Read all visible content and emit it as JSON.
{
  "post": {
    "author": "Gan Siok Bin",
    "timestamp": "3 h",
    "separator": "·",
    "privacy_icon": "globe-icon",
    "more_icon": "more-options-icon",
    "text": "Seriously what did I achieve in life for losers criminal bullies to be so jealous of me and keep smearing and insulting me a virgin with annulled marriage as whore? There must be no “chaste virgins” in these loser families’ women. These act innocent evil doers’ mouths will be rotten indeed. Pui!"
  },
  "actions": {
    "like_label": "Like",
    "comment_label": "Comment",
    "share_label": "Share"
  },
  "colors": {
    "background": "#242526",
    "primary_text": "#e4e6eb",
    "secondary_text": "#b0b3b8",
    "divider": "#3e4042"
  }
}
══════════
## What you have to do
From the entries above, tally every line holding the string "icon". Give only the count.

## Answer
2